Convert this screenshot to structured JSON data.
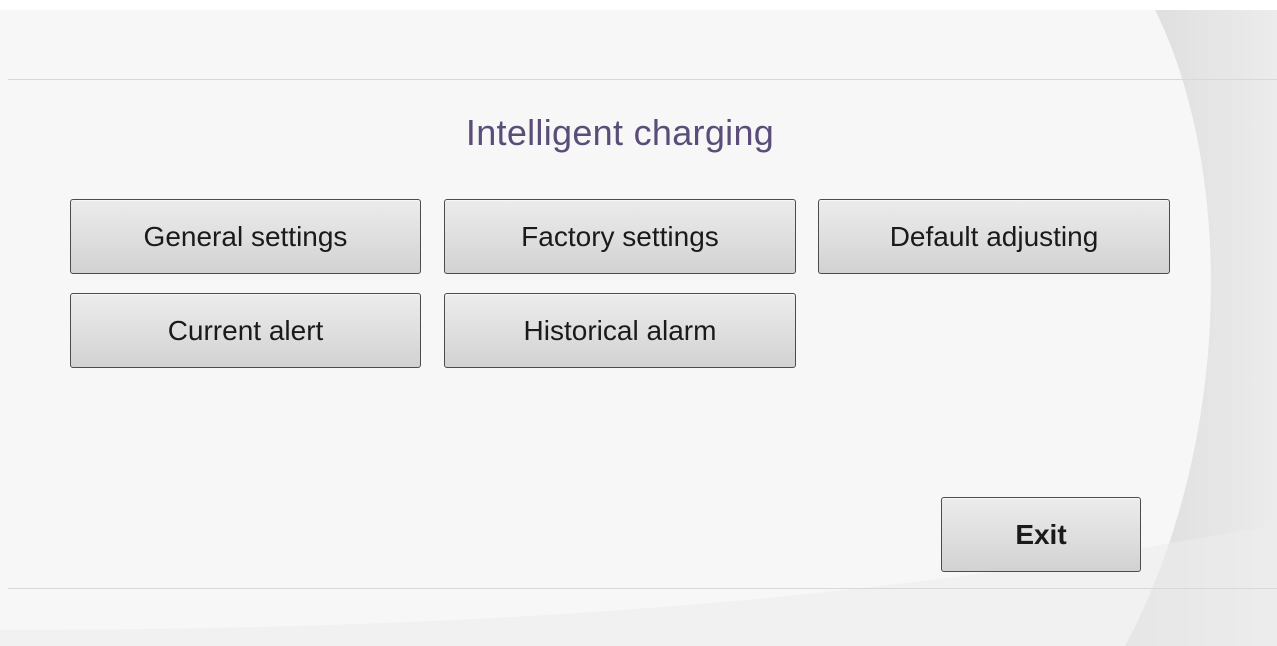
{
  "header": {
    "title": "Intelligent charging"
  },
  "menu": {
    "general_settings": "General settings",
    "factory_settings": "Factory settings",
    "default_adjusting": "Default adjusting",
    "current_alert": "Current alert",
    "historical_alarm": "Historical alarm"
  },
  "footer": {
    "exit": "Exit"
  },
  "colors": {
    "title": "#5a4e78",
    "background": "#f7f7f7",
    "button_face": "#dedede",
    "button_border": "#4c4c4c"
  }
}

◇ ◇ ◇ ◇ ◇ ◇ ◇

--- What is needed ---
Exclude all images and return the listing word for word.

--- Response area ---
Convert this screenshot to structured JSON data.
{
  "header": {
    "title": "Intelligent charging"
  },
  "menu": {
    "general_settings": "General settings",
    "factory_settings": "Factory settings",
    "default_adjusting": "Default adjusting",
    "current_alert": "Current alert",
    "historical_alarm": "Historical alarm"
  },
  "footer": {
    "exit": "Exit"
  },
  "colors": {
    "title": "#5a4e78",
    "background": "#f7f7f7",
    "button_face": "#dedede",
    "button_border": "#4c4c4c"
  }
}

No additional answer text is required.